I write about bravery and I have clear images of Dirk Kuyt and Luis Garcia in my head. Two footballers who epitomise bravery in every sense. Players who want the ball in big games, who risk the wrath of the crowd for the greater good of the team. I lost count of the number of times I heard my own dad slaughtering Garcia for trying a flick or attempting to score from outside the box, but I always loved Luis doing it. I want to see footballers score outrageous goals and I understand that you can’t score those goals without missing plenty of other chances.
I love the great Wayne Gretzky quote of “You miss 100 per cent of the shots you never take” and I love to remind myself that even the greatest people on the planet fail far more than they succeed. Think about your favourite striker of all time. Whoever it is, they missed more chances than they scored. The key to their success was that they didn’t stop. They continued to try to score goals despite having missed previous chances. They didn’t let the fear of failure prevent them from achieving success. That is bravery.

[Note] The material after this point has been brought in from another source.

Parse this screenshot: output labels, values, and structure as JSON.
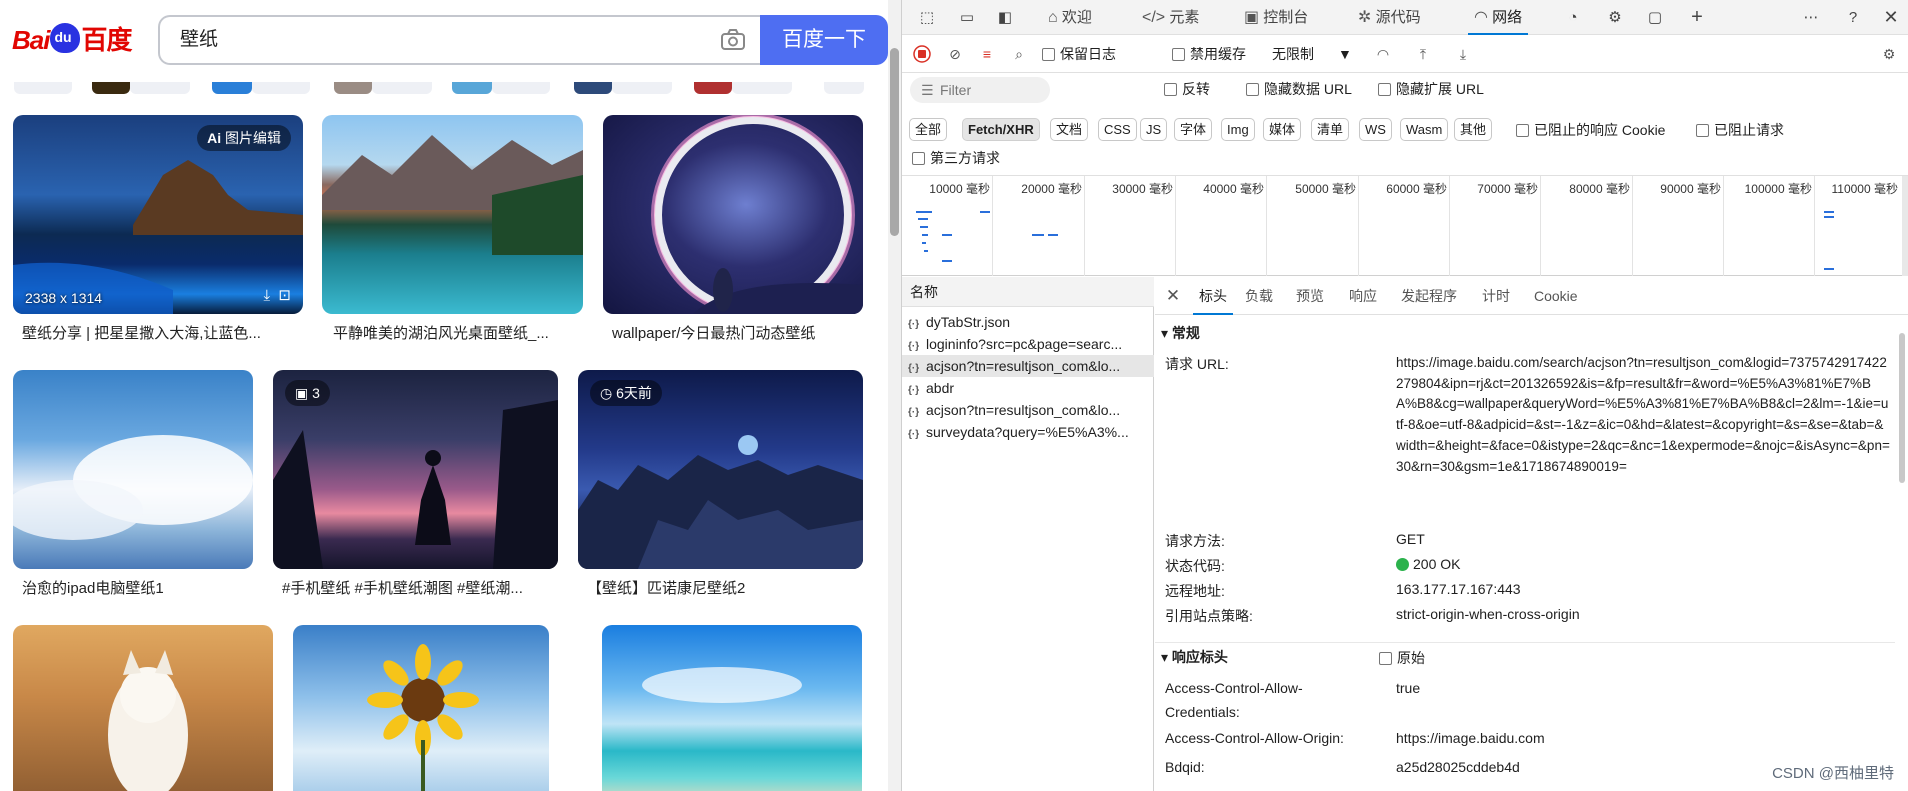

Great leaders such as Klopp, Guardiola and Rodgers (yes, I’m including Rodgers – just wait and see), make it clear to their players that to achieve success they have to walk through the fires of failure. To play like Barcelona you have to be willing to make a mistake in front of millions of people that will lead to the opponent scoring a goal. When it goes wrong it looks horrendous. It looks amateurish. The irony is that when it works, the very same people who slaughter the players for making mistakes announce loudly that this way of playing football looks easy, and they should always just play like that.
These managers show bravery in knowing that they take the blame when things go wrong and the players take the credit when things go well. That’s the only way they can create a culture in which their footballers can thrive. An environment in which mistakes are accepted as an inevitable consequence of development and of progress.
Bravery. Not the lack of fear, but the ability to move forward in spite of it.
To hear Paul discuss bravery on this week’s Review show, alongside Neil Atkinson and Sean Rogers – SUBSCRIBE to TAW Player